Iranian protesters stormed the Saudi Embassy in Tehran early yesterday and Shia Muslim Iran's top leader predicted "divine vengeance" for Saudi Arabia's execution of a prominent Shia cleric.
Demonstrators protesting against cleric Nimr al-Nimr's execution broke into the embassy building, smashed furniture and started fires before being ejected by police.
Iran's President Hassan Rouhani condemned the execution as "inhuman", but also called for prosecuting "extremist individuals" for attacking the embassy and the Saudi consulate in the northeastern city of Mashhad, state media reported.
Tehran's police chief said an unspecified number of "unruly elements" were arrested for attacking the embassy with petrol bombs and rocks. A prosecutor said 40 people were held.
Iranian Supreme Leader Ayatollah Ali Khamenei, criticising Saudi Arabia for the second straight day over Nimr's execution, said politicians in the Sunni kingdom would face divine retribution for his death, reports Reuters.
"The unjustly spilled blood of this oppressed martyr will no doubt soon show its effect and divine vengeance will befall Saudi politicians," state TV reported Khamenei as saying.
UN chief Ban Ki-moon said he was "deeply dismayed" by Saudi Arabia's execution of 47 people including the prominent Shia cleric, reports AFP.
Deploring the violence outside the Saudi embassy in Tehran, he called for "calm and restraint" and urged "all regional leaders to work to avoid the exacerbation of sectarian tensions," his spokesman said in a statement.
The US State Department said Nimr's execution "risks exacerbating sectarian tensions at a time when they urgently need to be reduced". The sentiment was echoed almost verbatim by EU foreign policy chief Federica Mogherini and an official at the German Foreign Ministry. The State Department also urged the Saudi government to "respect and protect human rights”.
UN High Commissioner for Human Rights Zeid Raad al-Hussein said it was not clear those killed were granted effective legal defence, while the scale of the executions was very disturbing "particularly as some of those sentenced to death were accused of non-violent crimes".
Iran's Revolutionary Guards had promised "harsh revenge" against the Saudi Sunni royal dynasty for execution of the Shia cleric.

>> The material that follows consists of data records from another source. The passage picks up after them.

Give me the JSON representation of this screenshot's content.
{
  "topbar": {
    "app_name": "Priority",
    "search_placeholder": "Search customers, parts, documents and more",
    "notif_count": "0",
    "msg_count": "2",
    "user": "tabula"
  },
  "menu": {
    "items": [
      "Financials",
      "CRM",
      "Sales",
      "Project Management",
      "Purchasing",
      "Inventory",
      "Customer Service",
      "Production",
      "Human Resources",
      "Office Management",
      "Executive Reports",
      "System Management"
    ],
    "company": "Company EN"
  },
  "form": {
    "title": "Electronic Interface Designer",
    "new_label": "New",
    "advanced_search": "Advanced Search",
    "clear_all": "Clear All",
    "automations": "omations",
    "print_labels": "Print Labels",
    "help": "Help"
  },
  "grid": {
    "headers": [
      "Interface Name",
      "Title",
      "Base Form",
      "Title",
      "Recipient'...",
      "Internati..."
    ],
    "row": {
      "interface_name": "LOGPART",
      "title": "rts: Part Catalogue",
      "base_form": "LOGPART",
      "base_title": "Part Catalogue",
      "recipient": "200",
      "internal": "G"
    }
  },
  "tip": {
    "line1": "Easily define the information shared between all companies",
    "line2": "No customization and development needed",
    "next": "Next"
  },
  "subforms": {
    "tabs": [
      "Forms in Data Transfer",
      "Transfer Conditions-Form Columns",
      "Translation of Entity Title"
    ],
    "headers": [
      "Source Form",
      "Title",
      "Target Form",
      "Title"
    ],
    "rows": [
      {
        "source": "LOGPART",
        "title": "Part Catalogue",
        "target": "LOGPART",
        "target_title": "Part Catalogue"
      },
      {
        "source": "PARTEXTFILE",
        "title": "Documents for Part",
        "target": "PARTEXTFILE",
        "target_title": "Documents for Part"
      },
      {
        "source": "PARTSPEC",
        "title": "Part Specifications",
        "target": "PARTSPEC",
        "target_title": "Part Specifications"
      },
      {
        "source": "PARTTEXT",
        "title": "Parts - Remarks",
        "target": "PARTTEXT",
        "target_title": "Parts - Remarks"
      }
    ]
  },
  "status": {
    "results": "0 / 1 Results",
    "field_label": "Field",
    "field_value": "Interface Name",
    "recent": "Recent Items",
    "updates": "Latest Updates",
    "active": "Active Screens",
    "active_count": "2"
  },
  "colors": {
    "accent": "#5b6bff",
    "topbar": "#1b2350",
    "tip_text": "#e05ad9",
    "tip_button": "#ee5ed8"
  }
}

Nimr, the most vocal critic of the dynasty among the Shia minority, had come to be seen as a leader of the sect's younger activists, who had tired of the failure of older, more measured leaders to achieve equality with Sunnis.
Although most of the 47 men killed in the kingdom's biggest mass execution for decades were Sunnis convicted of al-Qaeda attacks in Saudi Arabia a decade ago, it was Nimr and three other Shia, all accused of involvement in shooting police, who attracted most attention in the region and beyond.
Human rights groups say the kingdom's judicial process is unfair, pointing to accusations that confessions have been secured under torture and that defendants in court have been denied access to lawyers. Riyadh denies torture and says its judiciary is independent.
Analysts have speculated that the execution of the four Shias was partly to demonstrate to Saudi Arabia's majority Sunni Muslims that the government did not differentiate between political violence committed by members of the two sects.